- **Exercise aim**
Filter the entries below down to the lines that hold "active".

- **Data provided**
• • •

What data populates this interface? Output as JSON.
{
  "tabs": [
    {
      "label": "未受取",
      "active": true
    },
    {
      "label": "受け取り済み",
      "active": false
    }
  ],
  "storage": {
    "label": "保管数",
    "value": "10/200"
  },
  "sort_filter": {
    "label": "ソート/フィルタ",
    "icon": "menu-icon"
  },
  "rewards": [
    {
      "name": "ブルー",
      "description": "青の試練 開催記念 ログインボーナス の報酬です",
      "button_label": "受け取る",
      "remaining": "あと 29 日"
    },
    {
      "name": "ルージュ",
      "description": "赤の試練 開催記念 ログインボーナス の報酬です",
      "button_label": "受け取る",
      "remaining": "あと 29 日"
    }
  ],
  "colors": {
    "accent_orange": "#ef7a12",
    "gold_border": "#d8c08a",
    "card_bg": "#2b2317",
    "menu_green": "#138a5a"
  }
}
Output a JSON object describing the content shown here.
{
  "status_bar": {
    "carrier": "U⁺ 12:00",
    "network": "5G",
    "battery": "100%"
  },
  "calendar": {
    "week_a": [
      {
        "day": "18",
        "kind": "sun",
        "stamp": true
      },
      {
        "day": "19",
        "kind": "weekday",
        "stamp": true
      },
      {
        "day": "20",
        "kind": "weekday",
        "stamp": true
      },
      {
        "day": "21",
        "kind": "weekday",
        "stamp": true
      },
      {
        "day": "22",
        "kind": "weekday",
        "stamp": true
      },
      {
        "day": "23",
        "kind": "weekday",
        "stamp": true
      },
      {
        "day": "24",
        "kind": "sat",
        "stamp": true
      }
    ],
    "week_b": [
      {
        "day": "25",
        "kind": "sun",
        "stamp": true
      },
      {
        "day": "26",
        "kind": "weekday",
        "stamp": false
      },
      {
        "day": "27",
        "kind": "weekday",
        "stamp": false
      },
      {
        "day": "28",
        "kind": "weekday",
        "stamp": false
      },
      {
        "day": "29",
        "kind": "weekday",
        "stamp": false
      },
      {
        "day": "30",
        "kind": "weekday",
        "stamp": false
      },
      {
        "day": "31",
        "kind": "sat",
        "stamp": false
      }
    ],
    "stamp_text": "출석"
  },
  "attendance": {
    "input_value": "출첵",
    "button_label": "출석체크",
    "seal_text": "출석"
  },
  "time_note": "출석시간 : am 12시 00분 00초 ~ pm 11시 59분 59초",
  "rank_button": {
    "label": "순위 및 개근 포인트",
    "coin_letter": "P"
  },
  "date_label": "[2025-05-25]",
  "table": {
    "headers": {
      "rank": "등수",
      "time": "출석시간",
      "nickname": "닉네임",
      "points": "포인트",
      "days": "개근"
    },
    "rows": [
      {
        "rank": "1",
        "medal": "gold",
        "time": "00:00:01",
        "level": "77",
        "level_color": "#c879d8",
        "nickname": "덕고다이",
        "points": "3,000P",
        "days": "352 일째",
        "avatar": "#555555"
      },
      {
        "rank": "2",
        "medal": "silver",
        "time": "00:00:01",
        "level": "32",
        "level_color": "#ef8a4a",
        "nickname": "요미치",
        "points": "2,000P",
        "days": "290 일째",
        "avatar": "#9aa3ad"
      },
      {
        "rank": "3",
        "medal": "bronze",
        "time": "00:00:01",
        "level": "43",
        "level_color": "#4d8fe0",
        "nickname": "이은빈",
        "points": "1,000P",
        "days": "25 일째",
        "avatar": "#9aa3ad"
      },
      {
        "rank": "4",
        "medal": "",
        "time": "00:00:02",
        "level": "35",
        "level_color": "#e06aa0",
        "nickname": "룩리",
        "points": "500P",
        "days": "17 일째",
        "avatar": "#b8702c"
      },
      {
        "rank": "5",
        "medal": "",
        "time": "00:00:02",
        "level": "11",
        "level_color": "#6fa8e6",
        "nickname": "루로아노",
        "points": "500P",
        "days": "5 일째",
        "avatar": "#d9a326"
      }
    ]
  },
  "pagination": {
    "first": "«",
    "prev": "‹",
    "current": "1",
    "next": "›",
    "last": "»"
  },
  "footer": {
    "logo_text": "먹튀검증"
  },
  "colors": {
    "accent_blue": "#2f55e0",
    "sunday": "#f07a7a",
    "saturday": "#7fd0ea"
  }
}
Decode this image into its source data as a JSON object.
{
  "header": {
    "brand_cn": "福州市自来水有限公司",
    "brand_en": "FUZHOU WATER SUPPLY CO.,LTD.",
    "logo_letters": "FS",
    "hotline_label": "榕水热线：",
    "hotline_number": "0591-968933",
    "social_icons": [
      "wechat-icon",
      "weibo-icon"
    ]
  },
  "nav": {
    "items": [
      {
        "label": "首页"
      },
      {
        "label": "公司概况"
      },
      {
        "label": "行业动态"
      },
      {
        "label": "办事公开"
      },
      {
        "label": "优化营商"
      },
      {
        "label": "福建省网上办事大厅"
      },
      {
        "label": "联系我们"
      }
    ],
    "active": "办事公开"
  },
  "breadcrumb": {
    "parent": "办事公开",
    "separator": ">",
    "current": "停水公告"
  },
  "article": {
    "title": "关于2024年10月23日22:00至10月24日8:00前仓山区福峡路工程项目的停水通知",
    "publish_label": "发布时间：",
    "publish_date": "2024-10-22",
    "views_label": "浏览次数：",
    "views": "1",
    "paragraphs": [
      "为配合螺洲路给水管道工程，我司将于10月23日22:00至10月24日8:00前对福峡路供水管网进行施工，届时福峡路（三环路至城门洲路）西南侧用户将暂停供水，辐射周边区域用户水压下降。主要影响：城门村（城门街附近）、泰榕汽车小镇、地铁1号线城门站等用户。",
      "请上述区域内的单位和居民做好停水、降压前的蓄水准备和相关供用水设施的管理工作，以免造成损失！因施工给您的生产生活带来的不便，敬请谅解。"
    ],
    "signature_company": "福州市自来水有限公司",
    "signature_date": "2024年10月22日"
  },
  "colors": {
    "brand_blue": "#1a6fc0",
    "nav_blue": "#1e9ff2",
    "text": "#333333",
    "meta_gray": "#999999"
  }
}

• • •

- **Answer for the task**
      "active": true
      "active": false
    "active": "办事公开"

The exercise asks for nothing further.